Officials at NMSU said they’ve been able to gain international attention while helping students learn and complete degrees by using a free program, while UNM has yet to do the same.

Director of Media Productions at NMSU Jeanne Gleason said the platform NMSU has been able to do this with is iTunes University, a program that contains course material from universities all over the country, including Yale and Brown. She said students and lifelong learners can download e-books, voice lectures and videos from the site. But UNM has yet to create its own iTunes U page to share the University’s academic material with the world.

Gleason said users can carry the material and view or listen to it on various Apple devices and personal computers using a free iTunes U app, and some of the most popular downloads include video lectures on HTML web-page development and mythology. She said NMSU received worldwide recognition for the number of downloads it has accrued since the pilot study, which began in 2006.

“I think you could safely say we’ve had millions because we were one of the first ones, and a lot of people hold that page and keep coming back to it,” she said.
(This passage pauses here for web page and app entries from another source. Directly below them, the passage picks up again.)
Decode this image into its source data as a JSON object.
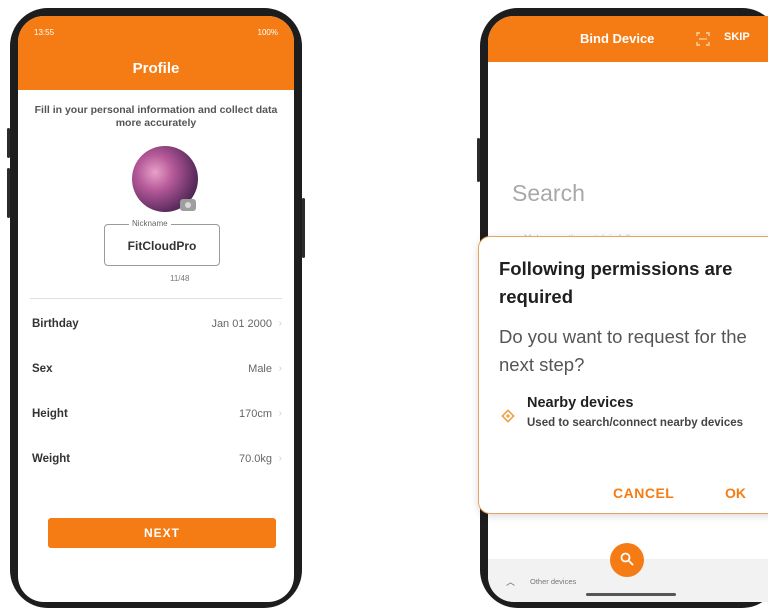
{
  "profile_screen": {
    "status_time": "13:55",
    "status_right": "100%",
    "title": "Profile",
    "intro": "Fill in your personal information and collect data more accurately",
    "nickname_label": "Nickname",
    "nickname_value": "FitCloudPro",
    "nickname_count": "11/48",
    "fields": [
      {
        "label": "Birthday",
        "value": "Jan 01 2000"
      },
      {
        "label": "Sex",
        "value": "Male"
      },
      {
        "label": "Height",
        "value": "170cm"
      },
      {
        "label": "Weight",
        "value": "70.0kg"
      }
    ],
    "next_label": "NEXT"
  },
  "bind_screen": {
    "title": "Bind Device",
    "skip_label": "SKIP",
    "search_label": "Search",
    "hint": "Make sure the watch is fully",
    "other_devices": "Other devices",
    "icons": {
      "scan": "scan-icon",
      "search": "search-icon",
      "expand": "chevron-up-icon"
    }
  },
  "permission_dialog": {
    "title": "Following permissions are required",
    "question": "Do you want to request for the next step?",
    "permission_name": "Nearby devices",
    "permission_desc": "Used to search/connect nearby devices",
    "cancel_label": "CANCEL",
    "ok_label": "OK"
  },
  "colors": {
    "accent": "#f57c14"
  }
}
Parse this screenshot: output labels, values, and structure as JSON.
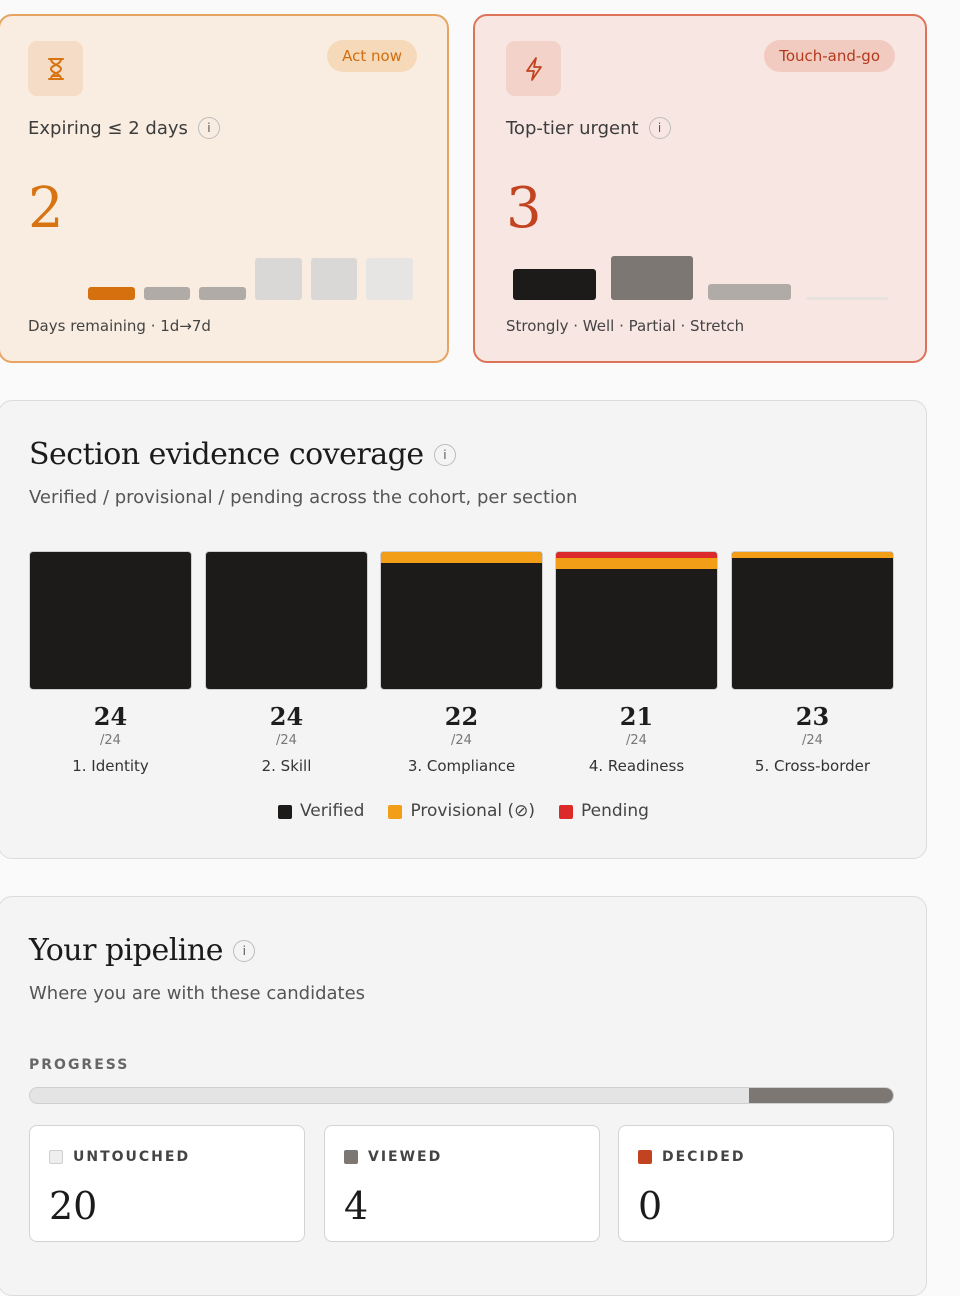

Gleason said iTunes U does not have the capacity to maintain grade sheets or host tests and quizzes like NMSU’s Blackboard or UNM’s WebCT, so the system is only used as a supplementary teaching tool. But she said the system allows thousands of people to simultaneously stream from it, which is not possible with most university servers. She said the program is split into two categories: information for the general public and a private section for exclusive use by universities and professors. Deputy Chief Information Officer and Acting Director of Classroom Technologies at UNM Moira Gerety said UNM signed a contract with Apple a year and a half ago and will offer content to the general public in August.

“We have watched other universities and we said ‘We want to do this very deliberately, so that once we stand it up we know it’s as sustainable and viable … and we’re going to give it the care and feeding it deserves,’” she said.

Gerety said the University has not offered iTunes U in the past due to concerns with intellectual property rights. She said the copyrights and property rights are unclear because content from iTunes U can be downloaded and used by anyone.

Gerety said it is difficult for the University to navigate intellectual property rights because professors often include books, films and other media in classroom lectures.
“We’re in that very hard part of iTunes U right now where the legal office, the marketing office and the provost’s office are in the process of creating guidelines and release forms (for faculty),” she said.

Gerety said the use of iTunes U would help the University organize the media already on UNM servers and increase usage space.

Gerety said she is hopeful about the University’s future use of the software and believes it will allow the University to bring positive attention to the programs in which it excels.

“It’s going to be a wonderful service that will increase UNM’s reputation and visibility in the greater community and get more knowledge out to the general public,” she said. “I think it’s great.”

Gerety said content from KNME’s “New Mexico in Focus,” a news magazine show, will be part of the first content available on iTunes U. She said the site will feature lectures from distinguished public figures, lecturers and professors gathered by the University Committee for Academic Planning and other departments.